    While I was disappointed that we did not completely resolve the issue this session, the ultimate disposition of these ponds will cost ratepayers billions of dollars and it is important to proceed carefully to both build support and make sure the correct outcome in justified.  I am hopeful that the information generated last year and over the coming months coupled with other legislators focused on resolution will help generate a consensus.  
    Unfortunately, my bill to impose a four-year moratorium on hydraulic fracturing or “fracking” for natural gas east of Interstate 95 was rereferred to the Senate Finance Committee where it died on a tie (8-8) vote.  Some members were concerned it constituted a government “taking” although similar legislation has passed in numerous states and survived numerous litigation challenges.  I will try again next year.
    The Health and Education Committee passed my legislation to allow low income high school students to take online classes without paying any fees and requiring schools to provide them with computers.  I introduced the bill after I discovered Fairfax and Prince William Counties charge free and reduced lunch families fees up to $345 to take online classes and do not provide computers.  The bill will be on the floor of the Senate this week.
    The Equifax data hack highlighted the vulnerability of personal information environment.  My legislation to require credit bureaus to freeze credit at no charge was amended to a $5 fee and my legislation to clarify the process for freezing children’s credit was passed.  The bill passed committee and should pass the full Senate this week. 
    Finally, the Senate passed major legislation repealing the cap on electricity rates that the General Assembly enacted in 2015 due to uncertainty created by President Obama’s Clean Power Plan that the current Administration has taken steps to repeal.  While there were some parts of the bill I did not like, the legislation takes all of Dominion’s over-earnings and reinvests it into necessary grid modernization, will increase Virginia’s renewable energy production by ten-fold (500 MW to 5,000 MW), increases Dominion’s shareholders’ payments towards low-income energy assistance, directs Dominion’s profits towards $450 million of coal ash cleanup expenses, and expands Dominion’s Strategic Undergrounding Program in ways that could lead to underground power lines on U.S. 1. 

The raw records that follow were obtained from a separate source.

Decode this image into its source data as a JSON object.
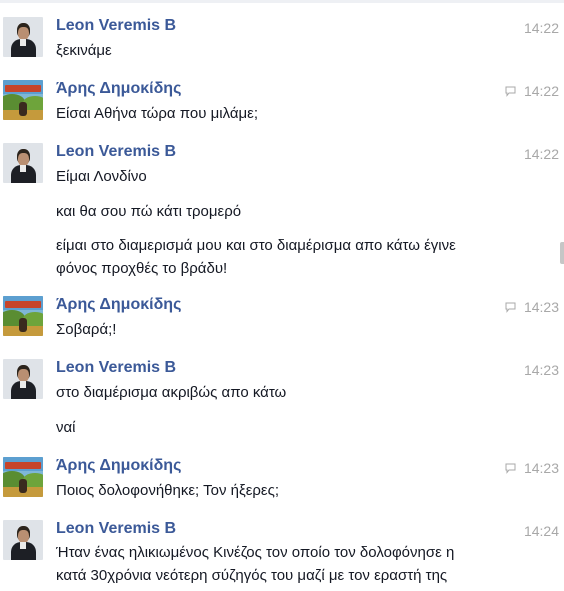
{
  "messages": [
    {
      "sender": "Leon Veremis B",
      "time": "14:22",
      "lines": [
        "ξεκινάμε"
      ]
    },
    {
      "sender": "Άρης Δημοκίδης",
      "time": "14:22",
      "seen_icon": "chat-bubble-icon",
      "lines": [
        "Είσαι Αθήνα τώρα που μιλάμε;"
      ]
    },
    {
      "sender": "Leon Veremis B",
      "time": "14:22",
      "lines": [
        "Είμαι Λονδίνο",
        "και θα σου πώ κάτι τρομερό",
        "είμαι στο διαμερισμά μου και στο διαμέρισμα απο κάτω έγινε φόνος προχθές το βράδυ!"
      ]
    },
    {
      "sender": "Άρης Δημοκίδης",
      "time": "14:23",
      "seen_icon": "chat-bubble-icon",
      "lines": [
        "Σοβαρά;!"
      ]
    },
    {
      "sender": "Leon Veremis B",
      "time": "14:23",
      "lines": [
        "στο διαμέρισμα ακριβώς απο κάτω",
        "ναί"
      ]
    },
    {
      "sender": "Άρης Δημοκίδης",
      "time": "14:23",
      "seen_icon": "chat-bubble-icon",
      "lines": [
        "Ποιος δολοφονήθηκε; Τον ήξερες;"
      ]
    },
    {
      "sender": "Leon Veremis B",
      "time": "14:24",
      "lines": [
        "Ήταν ένας ηλικιωμένος Κινέζος τον οποίο τον δολοφόνησε η κατά 30χρόνια νεότερη σύζηγός του μαζί με τον εραστή της"
      ]
    }
  ],
  "colors": {
    "name": "#3b5998",
    "text": "#141823",
    "time": "#a8a8a8"
  }
}
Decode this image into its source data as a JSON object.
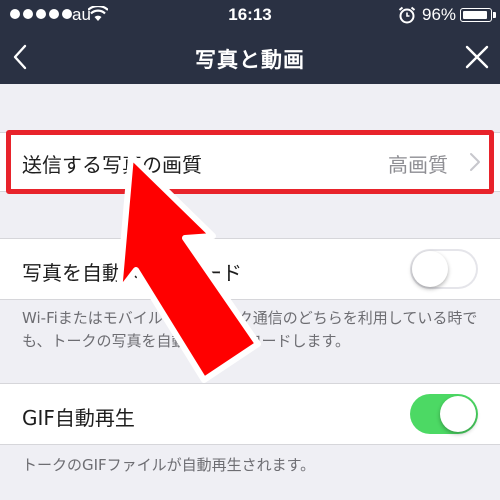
{
  "status_bar": {
    "carrier": "au",
    "time": "16:13",
    "battery_percent": "96%",
    "battery_level": 0.96,
    "signal_bars": 5
  },
  "nav": {
    "title": "写真と動画",
    "back_icon": "chevron-left-icon",
    "close_icon": "close-icon"
  },
  "settings": {
    "photo_quality": {
      "label": "送信する写真の画質",
      "value": "高画質"
    },
    "auto_download": {
      "label": "写真を自動ダウンロード",
      "enabled": false,
      "description": "Wi-Fiまたはモバイルネットワーク通信のどちらを利用している時でも、トークの写真を自動でダウンロードします。"
    },
    "gif_autoplay": {
      "label": "GIF自動再生",
      "enabled": true,
      "description": "トークのGIFファイルが自動再生されます。"
    }
  },
  "colors": {
    "nav_background": "#2a3143",
    "highlight": "#e8232b",
    "toggle_on": "#4cd964"
  }
}
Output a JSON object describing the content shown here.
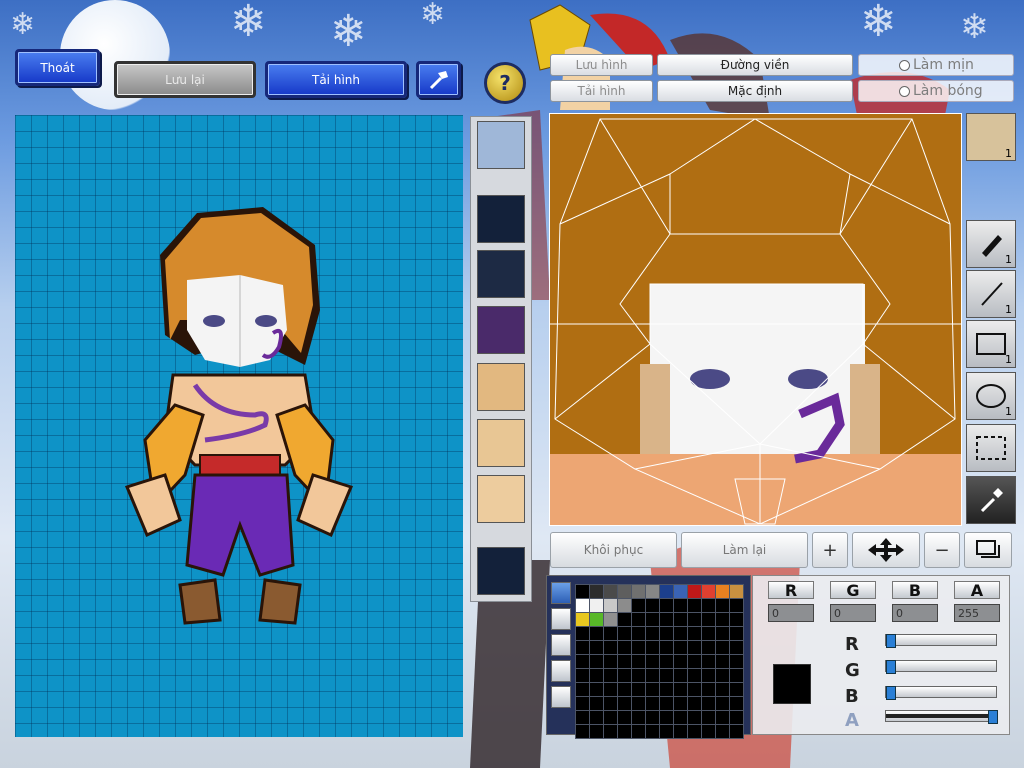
{
  "top_buttons": {
    "exit": "Thoát",
    "save": "Lưu lại",
    "reload": "Tải hình"
  },
  "editor_buttons": {
    "save_image": "Lưu hình",
    "load_image": "Tải hình",
    "outline": "Đường viền",
    "default": "Mặc định",
    "smooth": "Làm mịn",
    "shadow": "Làm bóng"
  },
  "thumbnail_count": "1",
  "tools": [
    {
      "name": "pen",
      "count": "1"
    },
    {
      "name": "line",
      "count": "1"
    },
    {
      "name": "rectangle",
      "count": "1"
    },
    {
      "name": "ellipse",
      "count": "1"
    },
    {
      "name": "select",
      "count": ""
    },
    {
      "name": "eyedropper",
      "count": ""
    }
  ],
  "bottom_buttons": {
    "restore": "Khôi phục",
    "redo": "Làm lại"
  },
  "color": {
    "channels": [
      "R",
      "G",
      "B",
      "A"
    ],
    "r": "0",
    "g": "0",
    "b": "0",
    "a": "255",
    "r_level": 0,
    "g_level": 0,
    "b_level": 0,
    "a_level": 1,
    "current": "#000000"
  },
  "palette_colors": [
    "#000000",
    "#2c2c2c",
    "#4a4a4a",
    "#5e5e5e",
    "#707070",
    "#868686",
    "#1c3f8c",
    "#3a63b4",
    "#c01818",
    "#e04030",
    "#e88020",
    "#c89040",
    "#ffffff",
    "#f0f0f0",
    "#c8c8c8",
    "#8c8c8c",
    "#000000",
    "#000000",
    "#000000",
    "#000000",
    "#000000",
    "#000000",
    "#000000",
    "#000000",
    "#e8c820",
    "#58b828",
    "#909090"
  ]
}
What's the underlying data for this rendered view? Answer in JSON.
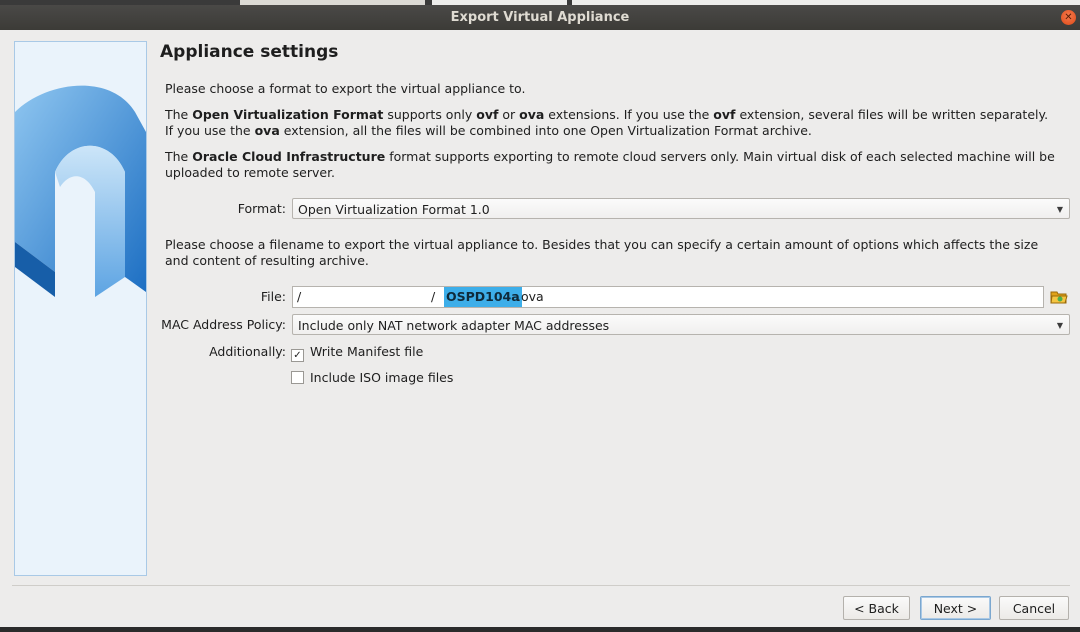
{
  "window": {
    "title": "Export Virtual Appliance",
    "close_glyph": "✕"
  },
  "page": {
    "heading": "Appliance settings",
    "intro": "Please choose a format to export the virtual appliance to.",
    "ovf_para": {
      "p1": "The ",
      "b1": "Open Virtualization Format",
      "p2": " supports only ",
      "b2": "ovf",
      "p3": " or ",
      "b3": "ova",
      "p4": " extensions. If you use the ",
      "b4": "ovf",
      "p5": " extension, several files will be written separately. If you use the ",
      "b5": "ova",
      "p6": " extension, all the files will be combined into one Open Virtualization Format archive."
    },
    "oci_para": {
      "p1": "The ",
      "b1": "Oracle Cloud Infrastructure",
      "p2": " format supports exporting to remote cloud servers only. Main virtual disk of each selected machine will be uploaded to remote server."
    },
    "format_label": "Format:",
    "format_value": "Open Virtualization Format 1.0",
    "filename_para": "Please choose a filename to export the virtual appliance to. Besides that you can specify a certain amount of options which affects the size and content of resulting archive.",
    "file_label": "File:",
    "file": {
      "slash1": "/",
      "slash2": "/",
      "selected": "OSPD104a",
      "extension": ".ova"
    },
    "mac_label": "MAC Address Policy:",
    "mac_value": "Include only NAT network adapter MAC addresses",
    "additionally_label": "Additionally:",
    "options": [
      {
        "label": "Write Manifest file",
        "checked": true,
        "glyph": "✓"
      },
      {
        "label": "Include ISO image files",
        "checked": false,
        "glyph": ""
      }
    ],
    "dropdown_glyph": "▼"
  },
  "buttons": {
    "back": "< Back",
    "next": "Next >",
    "cancel": "Cancel"
  },
  "colors": {
    "selection": "#3daee9",
    "accent": "#df4a16",
    "titlebar": "#3c3b37"
  },
  "icons": {
    "side": "virtualbox-export-graphic",
    "folder": "folder-open-icon",
    "close": "close-icon"
  }
}
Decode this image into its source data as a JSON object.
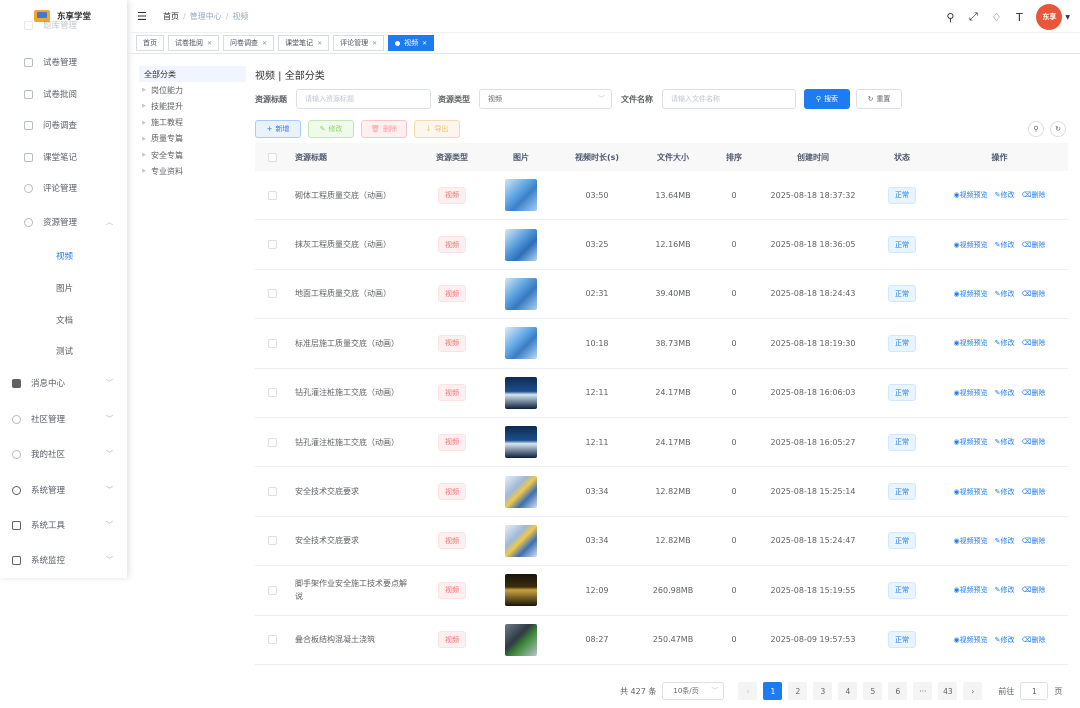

    You can always reach me at scott@scottsurovell.org if you have any feedback.  It is an honor to serve as your state senator.